This novel is exemplary narration of men living and their coping mechanism in different situations. At times, people finds themselves veering off from the path and reconstitute their lives. Though based in the past, experiences of Crusoe make us appreciate the importance of being independent. The story is a must-read for a person who would like to experience the adventures in the narration. It makes one realize the need to personal perseverance and working hard. The narration uses simple language to convey information to the readers.
Clark, Katherine. Daniel Defoe: The Whole Frame of Nature, Time and Providence. Basingstoke [England: Palgrave Macmillan, 2007. Print.
Defoe, Daniel, and Michael Shinagel. Robinson Crusoe: An Authoritative Text, Contexts, Criticism. New York: Norton, 1994. Print.
Defoe, Daniel. The Life and Adventures of Robinson Crusoe: Complete and Unabridged. London: Wordsworth Editions, 2000. Print.

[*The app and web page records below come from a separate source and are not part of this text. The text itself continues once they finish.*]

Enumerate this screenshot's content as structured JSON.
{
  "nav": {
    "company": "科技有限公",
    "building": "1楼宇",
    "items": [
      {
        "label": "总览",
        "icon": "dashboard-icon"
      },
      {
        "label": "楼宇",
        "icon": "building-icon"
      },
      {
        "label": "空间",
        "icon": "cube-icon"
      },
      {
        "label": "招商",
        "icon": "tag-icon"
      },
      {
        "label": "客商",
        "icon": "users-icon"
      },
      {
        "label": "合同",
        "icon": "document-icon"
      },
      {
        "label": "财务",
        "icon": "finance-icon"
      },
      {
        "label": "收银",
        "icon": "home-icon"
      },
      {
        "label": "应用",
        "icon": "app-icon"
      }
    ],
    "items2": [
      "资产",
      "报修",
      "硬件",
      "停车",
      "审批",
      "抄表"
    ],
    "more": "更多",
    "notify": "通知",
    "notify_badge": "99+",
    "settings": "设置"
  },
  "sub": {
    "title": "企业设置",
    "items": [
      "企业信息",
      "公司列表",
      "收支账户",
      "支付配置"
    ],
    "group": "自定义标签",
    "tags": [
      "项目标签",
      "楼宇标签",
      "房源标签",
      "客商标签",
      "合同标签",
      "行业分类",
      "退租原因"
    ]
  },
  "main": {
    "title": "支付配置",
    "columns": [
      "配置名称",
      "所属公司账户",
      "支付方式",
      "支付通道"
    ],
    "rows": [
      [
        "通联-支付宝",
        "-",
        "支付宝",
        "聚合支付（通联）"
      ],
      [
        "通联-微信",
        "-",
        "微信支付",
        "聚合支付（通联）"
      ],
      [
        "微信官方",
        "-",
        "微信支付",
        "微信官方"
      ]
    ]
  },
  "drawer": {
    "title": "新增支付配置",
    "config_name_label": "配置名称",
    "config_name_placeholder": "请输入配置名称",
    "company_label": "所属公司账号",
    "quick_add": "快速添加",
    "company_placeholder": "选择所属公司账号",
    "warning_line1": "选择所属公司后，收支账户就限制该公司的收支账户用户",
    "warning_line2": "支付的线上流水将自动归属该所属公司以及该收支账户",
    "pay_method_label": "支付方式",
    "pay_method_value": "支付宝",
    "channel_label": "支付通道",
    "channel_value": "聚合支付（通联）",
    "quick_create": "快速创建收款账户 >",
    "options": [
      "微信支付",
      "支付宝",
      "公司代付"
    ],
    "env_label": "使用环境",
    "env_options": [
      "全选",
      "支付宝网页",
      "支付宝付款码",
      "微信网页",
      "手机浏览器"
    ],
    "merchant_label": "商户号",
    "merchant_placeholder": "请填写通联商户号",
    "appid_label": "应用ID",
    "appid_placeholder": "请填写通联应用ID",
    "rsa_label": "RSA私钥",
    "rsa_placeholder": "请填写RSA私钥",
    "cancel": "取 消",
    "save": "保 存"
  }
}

Fishelov, David. Dialogues With/and Great Books: The Dynamics of Canon Formation. Brighton [U.K.: Sussex Academic Press, 2012. Print.